Sergio’s interview was translated into English for the clarity of readers.
“Deep down inside, I think that he knows how to speak Spanish. He’s not a big talker, but I think part of his problem is that he gets really anxious or scared that he’s going to say the wrong thing or mispronounce words, so he stops himself from saying anything at all,” Sergio said.
Sergio himself struggles with the English language, but the difference that he notes between himself and Cody is that he is not scared to make a mistake and speaks confidentially, even if no one is able to understand him. To him, the only way to improve is through practice.
Sergio also attributes Cody’s complex relationship with the language to where he was raised. Being one of the few Latinos in the town of Middleville, there weren’t many people that he could relate or talk to.
“Both of my other children, and even nephews, after graduating or leaving this town, learned to fully embrace their culture and grew so much. I feel that the same will happen with him. Although it is a nice community to live and grow up in, he isn’t able to grow to his full potential here.”
Which is something that I could confirm. Living in a small community that wasn’t diverse, hindered my abilities to embrace my culture and held me back from who I truly was.

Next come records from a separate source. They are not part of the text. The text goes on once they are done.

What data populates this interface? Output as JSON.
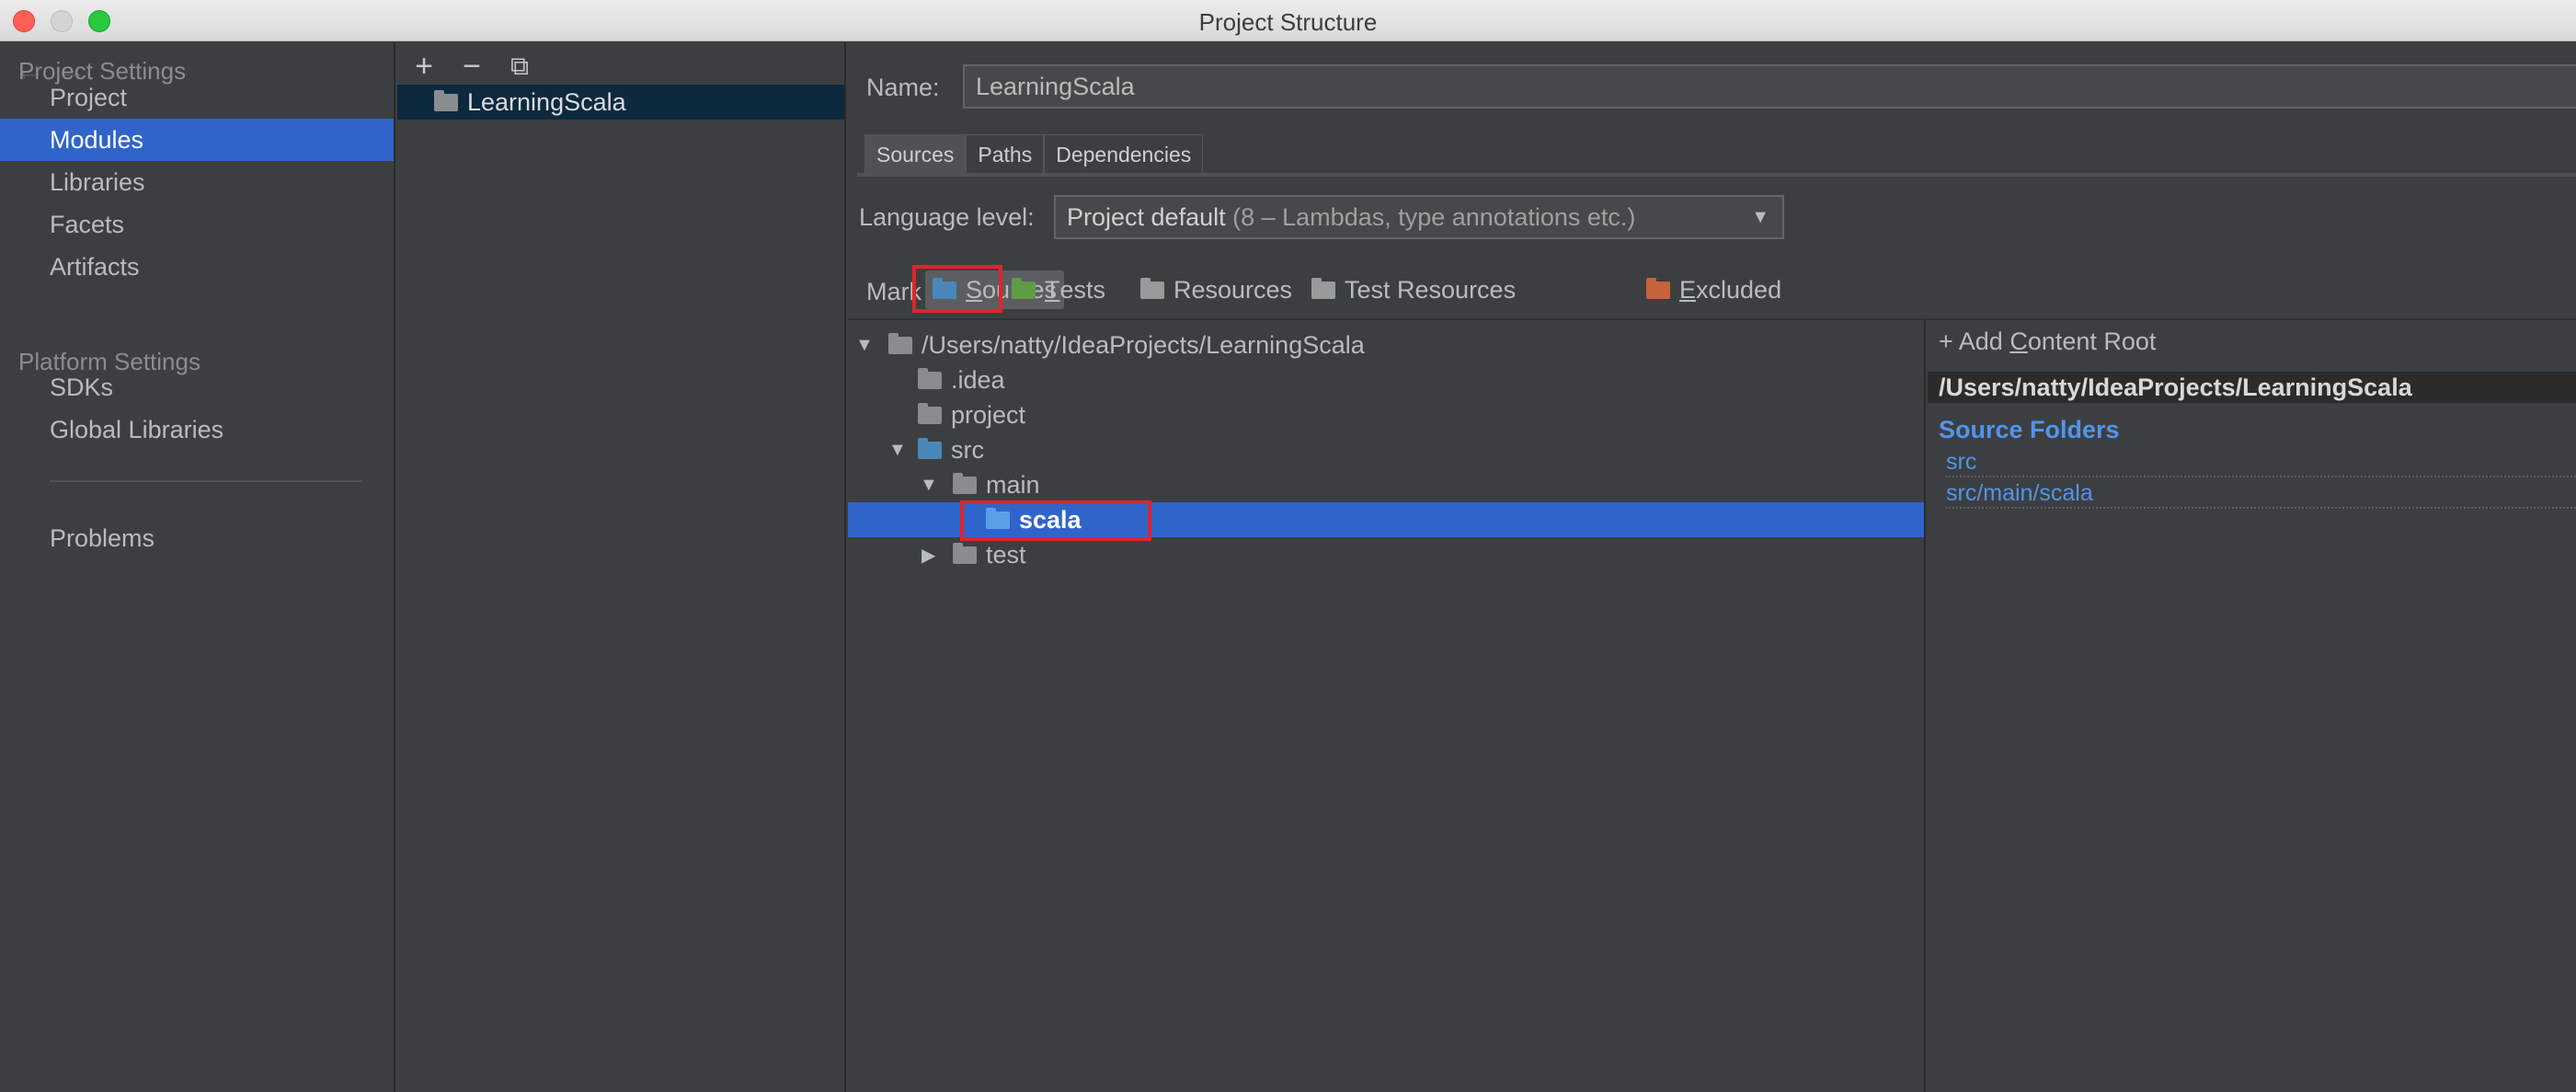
{
  "window": {
    "title": "Project Structure"
  },
  "sidebar": {
    "back_icon": "arrow-left",
    "forward_icon": "arrow-right",
    "project_settings_heading": "Project Settings",
    "project_settings_items": [
      "Project",
      "Modules",
      "Libraries",
      "Facets",
      "Artifacts"
    ],
    "platform_settings_heading": "Platform Settings",
    "platform_settings_items": [
      "SDKs",
      "Global Libraries"
    ],
    "problems_label": "Problems",
    "selected": "Modules"
  },
  "modules": {
    "toolbar_icons": [
      "add-icon",
      "remove-icon",
      "copy-icon"
    ],
    "toolbar_glyphs": [
      "+",
      "−",
      "⧉"
    ],
    "items": [
      "LearningScala"
    ]
  },
  "module": {
    "name_label": "Name:",
    "name_value": "LearningScala",
    "tabs": [
      "Sources",
      "Paths",
      "Dependencies"
    ],
    "active_tab": "Sources",
    "language_level_label": "Language level:",
    "language_level_value": "Project default",
    "language_level_detail": "(8 – Lambdas, type annotations etc.)",
    "mark_as_label": "Mark as:",
    "mark_as_buttons": [
      {
        "label": "Sources",
        "mnemonic": "S",
        "rest": "ources",
        "color": "#4a87b8"
      },
      {
        "label": "Tests",
        "mnemonic": "T",
        "rest": "ests",
        "color": "#5f9c46"
      },
      {
        "label": "Resources",
        "mnemonic": "",
        "rest": "Resources",
        "color": "#9a9a9a"
      },
      {
        "label": "Test Resources",
        "mnemonic": "",
        "rest": "Test Resources",
        "color": "#9a9a9a"
      },
      {
        "label": "Excluded",
        "mnemonic": "E",
        "rest": "xcluded",
        "color": "#c8643b"
      }
    ]
  },
  "tree": {
    "nodes": [
      {
        "label": "/Users/natty/IdeaProjects/LearningScala",
        "depth": 0,
        "expanded": true
      },
      {
        "label": ".idea",
        "depth": 1
      },
      {
        "label": "project",
        "depth": 1
      },
      {
        "label": "src",
        "depth": 1,
        "expanded": true
      },
      {
        "label": "main",
        "depth": 2,
        "expanded": true
      },
      {
        "label": "scala",
        "depth": 3,
        "selected": true
      },
      {
        "label": "test",
        "depth": 2,
        "expanded": false
      }
    ]
  },
  "content_root": {
    "add_label_prefix": "+ Add ",
    "add_label_mnemonic": "C",
    "add_label_rest": "ontent Root",
    "path": "/Users/natty/IdeaProjects/LearningScala",
    "source_folders_heading": "Source Folders",
    "source_folders": [
      "src",
      "src/main/scala"
    ]
  },
  "colors": {
    "selection": "#2f65ca",
    "link": "#5394ec",
    "highlight_box": "#e0242b",
    "source_folder": "#4a87b8",
    "plain_folder": "#8a8d90"
  }
}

Despite his struggles with the language, Cody has a deep passion for his culture and doesn’t think he is any less of a Mexican because he can’t properly speak, as he indulges heavily on the other aspects.
“There’s a lot more to being Mexican than just speaking Spanish; there’s the food, the celebrations, the clothes, the sports and even just the way of living,” Cody said. “There were times where I did feel like I wasn’t enough because I couldn’t speak properly, but overtime, and thanks to a few trips to Mexico, I learned that knowing the language is only one part of it and that I am a valid Mexican.”
Cody is currently taking Spanish classes in school to learn how to read and write. His biggest goal and motivating factor is being to talk more to his parents.